The European response to the pandemic crisis has been very decisive: despite the health and economic crisis and great uncertainty, Europe has been able to come together, rise to the challenge and sign “a historic agreement”. This was the shared opinion of the panelists at an online session hosted this Thursday by the Transatlantic Relations Initiative of IE School of Global and Public Affairs and the Observatory of the European Union (EU).

Paz Guzmán, Senior Expert at the Recovery and Resilience Task Force, EU Commission, and Sergio Cuesta, Deputy Director and Vice Sherpa, Department for the European Union, Cabinet for the President (Spain), were the guest speakers at this webinar, moderated by Salvador Llaudes, Co-chair of the Observatory on the European Union.

Once the pandemic hit Europe, the negotiations started almost immediately, spearheaded by Spain, they agreed. Paz Guzmán Caso de los Cobos, who is an economic advisor at the Representation of the European Commission in Spain and has provided policy advice to governments and international organizations, also pointed out that Spain has played a “prominent role in shaping the European debate around the funds.”

In addition, Sergio Costa underlined the capacity of the EU to face the challenge and was confident in the capacity of the countries to absorb all these grants and transform their economies. “We tried to get out of this difficult situation and the way we chose was to stick together and change the framework.”

They reminded the audience that COVID-19 was not on the EU’s agenda. The main 2020 events were the United States election and the EU budget – the Multiannual Financial Framework. “The MFF negotiations had started months before the pandemic hit Europe. There was no agreement at the time on the seven-year budget. What we have achieved today would have been unthinkable back then”, explained Paz Guzmán, who is also Co-Chair of the Observatory on the EU.

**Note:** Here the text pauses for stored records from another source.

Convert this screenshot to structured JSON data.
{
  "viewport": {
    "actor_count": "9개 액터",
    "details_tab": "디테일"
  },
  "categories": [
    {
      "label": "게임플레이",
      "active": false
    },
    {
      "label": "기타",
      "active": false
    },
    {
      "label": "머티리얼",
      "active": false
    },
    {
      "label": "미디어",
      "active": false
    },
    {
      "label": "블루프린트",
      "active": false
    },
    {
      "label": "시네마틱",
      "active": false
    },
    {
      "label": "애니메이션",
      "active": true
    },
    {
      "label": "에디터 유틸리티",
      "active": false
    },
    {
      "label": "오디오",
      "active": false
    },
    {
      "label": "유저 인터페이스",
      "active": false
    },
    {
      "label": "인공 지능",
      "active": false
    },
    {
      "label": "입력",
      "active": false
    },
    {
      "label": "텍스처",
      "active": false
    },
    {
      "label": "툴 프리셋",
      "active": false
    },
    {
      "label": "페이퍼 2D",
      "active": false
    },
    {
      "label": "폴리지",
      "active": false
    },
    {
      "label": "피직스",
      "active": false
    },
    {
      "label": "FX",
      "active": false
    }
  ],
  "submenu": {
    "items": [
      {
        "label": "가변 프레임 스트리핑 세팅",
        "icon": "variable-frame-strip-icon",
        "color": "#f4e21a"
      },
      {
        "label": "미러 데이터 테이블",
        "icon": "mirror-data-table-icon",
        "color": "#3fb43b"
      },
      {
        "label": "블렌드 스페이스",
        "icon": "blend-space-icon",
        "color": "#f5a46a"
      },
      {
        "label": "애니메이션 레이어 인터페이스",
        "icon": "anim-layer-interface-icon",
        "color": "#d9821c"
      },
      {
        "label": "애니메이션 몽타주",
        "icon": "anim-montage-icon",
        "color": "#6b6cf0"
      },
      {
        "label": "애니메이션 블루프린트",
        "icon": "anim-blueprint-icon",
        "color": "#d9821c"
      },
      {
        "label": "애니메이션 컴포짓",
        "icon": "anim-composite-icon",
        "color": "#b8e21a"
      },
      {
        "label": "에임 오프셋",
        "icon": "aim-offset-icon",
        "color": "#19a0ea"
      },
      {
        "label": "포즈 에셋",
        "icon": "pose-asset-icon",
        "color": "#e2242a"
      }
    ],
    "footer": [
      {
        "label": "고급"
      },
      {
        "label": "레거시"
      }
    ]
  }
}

“It was a historic agreement, it was not any conventional approach. The way we are going to raise this money is a revolution from a finance perspective.”

Paz Guzmán de los Cobos

The three experts analyzed how the implementation of the agreements will take place and to what extent this chapter will shape the future of the EU. The new Fund, which will provide an unprecedented financial injection in EU economies, should help not only with the recovery, but also to transform the European economies, to boost the green transition and the digital transformation, and to make our societies more resilient, Sergio Costa highlighted.

“It is a challenge in itself to be able to use this money effectively and to make the most of it”, he considered. “There are 60 billion in grants and 80 billion in loans in the next year and 100% must be allocated by 2023,” he said.

In his opinion, this represents a huge opportunity for member countries: “This COVID crisis, one which affects health, society, politics, and the economy, can also turn into an opportunity, as the Funds have proven, to come together and maximize these available resources.”

Regarding the Spanish strategy, Costa indicated that there are ten policies that reflect four axes that coincide with the objectives of the European Union: the ecological transition towards a decarbonized economy, the digital transformation, social and territorial cohesion, and gender equality. “This is where the money can be put to very good use,” he concluded.